In “The Homeless and Their Children”, author Jonathon Kozol explains how poverty and homelessness can go hand in hand, but he also shows his readers that the government in New York City during the 1980’s did not really attempt to assist those in need. The author shows us how the homeless and illiterate struggled by sharing with us an interview with a young woman called Laura who resided in a massive welfare hotel. Kozol did not find it necessary to write this piece in a persuasive tone, or a compassionate tone, or even an angry tone to get his message across. He did not need to include a multitude of statistics to convince his readers that homelessness, illiteracy, and governmental apathy were issues. As stated in the introductory paragraph that precedes Kozol’s excerpt, “Instead of arguing indignantly for literacy programs to save the lives of the poor and illiterate, Kozol simply reports the case of a single illiterate woman trying to raise her four children” (Kozol 304). When the different aspects of this wring are studied, it can be found that Kozol successfully utilized subtlety and refinement, along with vivid imagery, to address this issue in order to inform and motivate his readers to take a stand against homelessness and illiteracy.
As this was mostly an emotional piece, there are very little references to logos. However, Kozol begins with a very important statistic at the beginning: “Nearly four hundred homeless families, including some twelve hundred children, were lodged in the hotel, by arrangement with the city’s Human resource Administration” (Kozol 304). This statistic is significant because it builds the author’s credibility by providing tangible facts from the author’s research, and it also exercises our logical abilities.
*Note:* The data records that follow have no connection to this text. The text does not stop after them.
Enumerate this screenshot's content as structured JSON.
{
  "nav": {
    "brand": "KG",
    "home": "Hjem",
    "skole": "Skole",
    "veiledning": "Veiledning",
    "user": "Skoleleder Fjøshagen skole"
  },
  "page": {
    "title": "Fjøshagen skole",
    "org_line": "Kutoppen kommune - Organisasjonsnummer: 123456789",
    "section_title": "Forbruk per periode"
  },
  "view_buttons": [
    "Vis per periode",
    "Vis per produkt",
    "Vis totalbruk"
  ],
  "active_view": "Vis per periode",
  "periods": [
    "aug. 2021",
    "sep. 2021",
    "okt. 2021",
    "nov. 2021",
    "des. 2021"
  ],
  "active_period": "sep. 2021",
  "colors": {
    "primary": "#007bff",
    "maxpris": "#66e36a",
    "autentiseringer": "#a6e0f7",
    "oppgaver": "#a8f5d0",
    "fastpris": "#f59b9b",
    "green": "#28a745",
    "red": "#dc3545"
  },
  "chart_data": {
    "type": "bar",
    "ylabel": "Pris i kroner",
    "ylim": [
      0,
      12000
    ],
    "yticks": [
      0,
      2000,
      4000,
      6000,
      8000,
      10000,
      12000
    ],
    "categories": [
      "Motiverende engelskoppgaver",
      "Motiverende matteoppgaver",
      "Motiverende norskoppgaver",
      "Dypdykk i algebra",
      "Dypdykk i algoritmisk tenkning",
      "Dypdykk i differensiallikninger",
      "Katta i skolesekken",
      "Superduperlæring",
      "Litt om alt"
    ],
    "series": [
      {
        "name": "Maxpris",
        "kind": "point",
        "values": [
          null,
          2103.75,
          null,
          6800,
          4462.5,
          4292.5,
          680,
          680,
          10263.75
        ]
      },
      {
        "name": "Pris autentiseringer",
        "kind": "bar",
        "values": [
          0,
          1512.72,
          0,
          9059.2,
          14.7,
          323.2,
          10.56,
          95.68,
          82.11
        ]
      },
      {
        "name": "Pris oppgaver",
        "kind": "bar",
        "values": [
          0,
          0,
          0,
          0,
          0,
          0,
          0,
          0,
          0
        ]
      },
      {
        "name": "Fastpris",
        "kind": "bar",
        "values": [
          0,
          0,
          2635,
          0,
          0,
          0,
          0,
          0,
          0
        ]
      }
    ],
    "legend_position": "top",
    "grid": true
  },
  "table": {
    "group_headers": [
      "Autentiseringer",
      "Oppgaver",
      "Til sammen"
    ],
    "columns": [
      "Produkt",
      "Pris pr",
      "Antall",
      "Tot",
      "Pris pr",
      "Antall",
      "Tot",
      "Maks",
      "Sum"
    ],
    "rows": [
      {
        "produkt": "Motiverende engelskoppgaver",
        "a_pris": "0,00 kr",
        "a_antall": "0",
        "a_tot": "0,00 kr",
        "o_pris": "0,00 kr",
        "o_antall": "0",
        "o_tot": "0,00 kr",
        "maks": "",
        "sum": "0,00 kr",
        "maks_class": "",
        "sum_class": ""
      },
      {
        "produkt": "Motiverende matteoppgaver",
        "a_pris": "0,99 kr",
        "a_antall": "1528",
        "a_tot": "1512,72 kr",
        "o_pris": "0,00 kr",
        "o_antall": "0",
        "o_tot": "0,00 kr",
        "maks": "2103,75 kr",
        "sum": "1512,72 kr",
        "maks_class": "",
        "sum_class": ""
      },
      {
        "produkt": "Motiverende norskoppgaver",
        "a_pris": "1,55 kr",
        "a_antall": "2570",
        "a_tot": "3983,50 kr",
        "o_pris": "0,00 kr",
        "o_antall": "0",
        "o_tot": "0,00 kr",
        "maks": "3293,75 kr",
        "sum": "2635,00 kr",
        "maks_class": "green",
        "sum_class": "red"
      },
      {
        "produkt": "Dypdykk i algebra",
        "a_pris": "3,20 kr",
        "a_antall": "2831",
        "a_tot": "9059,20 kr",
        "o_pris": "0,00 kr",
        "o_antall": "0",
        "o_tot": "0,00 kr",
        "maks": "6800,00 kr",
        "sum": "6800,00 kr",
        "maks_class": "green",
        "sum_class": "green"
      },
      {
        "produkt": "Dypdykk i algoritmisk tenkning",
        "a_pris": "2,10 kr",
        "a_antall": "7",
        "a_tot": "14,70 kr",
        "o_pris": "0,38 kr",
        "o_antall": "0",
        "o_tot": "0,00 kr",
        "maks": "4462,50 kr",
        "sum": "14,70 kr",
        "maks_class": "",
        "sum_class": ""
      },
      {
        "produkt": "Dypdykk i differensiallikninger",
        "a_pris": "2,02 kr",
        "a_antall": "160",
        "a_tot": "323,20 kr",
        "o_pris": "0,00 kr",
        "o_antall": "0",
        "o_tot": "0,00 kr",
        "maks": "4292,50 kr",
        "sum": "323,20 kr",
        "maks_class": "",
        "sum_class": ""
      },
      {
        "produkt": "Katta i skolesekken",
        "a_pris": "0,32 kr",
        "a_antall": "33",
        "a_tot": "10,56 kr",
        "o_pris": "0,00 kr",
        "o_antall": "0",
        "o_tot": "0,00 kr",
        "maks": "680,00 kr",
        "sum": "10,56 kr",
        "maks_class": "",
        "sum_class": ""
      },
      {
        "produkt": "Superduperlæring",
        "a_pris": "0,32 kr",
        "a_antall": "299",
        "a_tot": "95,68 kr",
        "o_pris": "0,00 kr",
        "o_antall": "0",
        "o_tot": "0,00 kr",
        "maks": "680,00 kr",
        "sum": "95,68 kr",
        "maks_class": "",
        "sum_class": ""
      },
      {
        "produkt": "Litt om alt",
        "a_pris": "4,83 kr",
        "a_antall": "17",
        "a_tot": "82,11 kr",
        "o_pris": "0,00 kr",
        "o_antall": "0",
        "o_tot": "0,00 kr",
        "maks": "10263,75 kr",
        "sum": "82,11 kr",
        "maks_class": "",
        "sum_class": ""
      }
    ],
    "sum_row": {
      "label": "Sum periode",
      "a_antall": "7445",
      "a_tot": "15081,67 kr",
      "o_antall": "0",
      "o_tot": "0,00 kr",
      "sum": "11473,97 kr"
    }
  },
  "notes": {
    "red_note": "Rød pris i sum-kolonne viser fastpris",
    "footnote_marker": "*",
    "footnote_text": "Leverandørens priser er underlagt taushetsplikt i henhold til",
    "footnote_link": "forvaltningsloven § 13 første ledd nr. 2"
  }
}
By using this data, we can assume that the problem that Kozol writes about it massively wide-spread, as there are this many people affected in only this single area of the city.
Later on in the story, Kozol addresses to the audience the situation of Laura’s budget. By providing Laura’s report of her exact figures of her income and expenditures, he caters again to the reader’s logical reasoning skills by giving us a more precise and mathematical understanding of her plight. Also, Kozol writes about the process of churning: “’Those on welfare’, the Community Service Society of New York said in a report published in 1984, “may be suddenly removed from welfare rolls ‘for reasons unrelated to their actual need,’ or even to eligibility standards” (Kozol 306). By giving us a direct quote and a documented source, the readers can assume that this statement is true and we can make a better, more informed opinion on this topic.
Lastly, he uses a metaphor to describe the appearance of Laura’s children: “In the room are two boys with dark and hollowed eyes and an infant girl. A third boy is outside and joins us later. The children have the washed-out look of the children Walker Evans photographed for...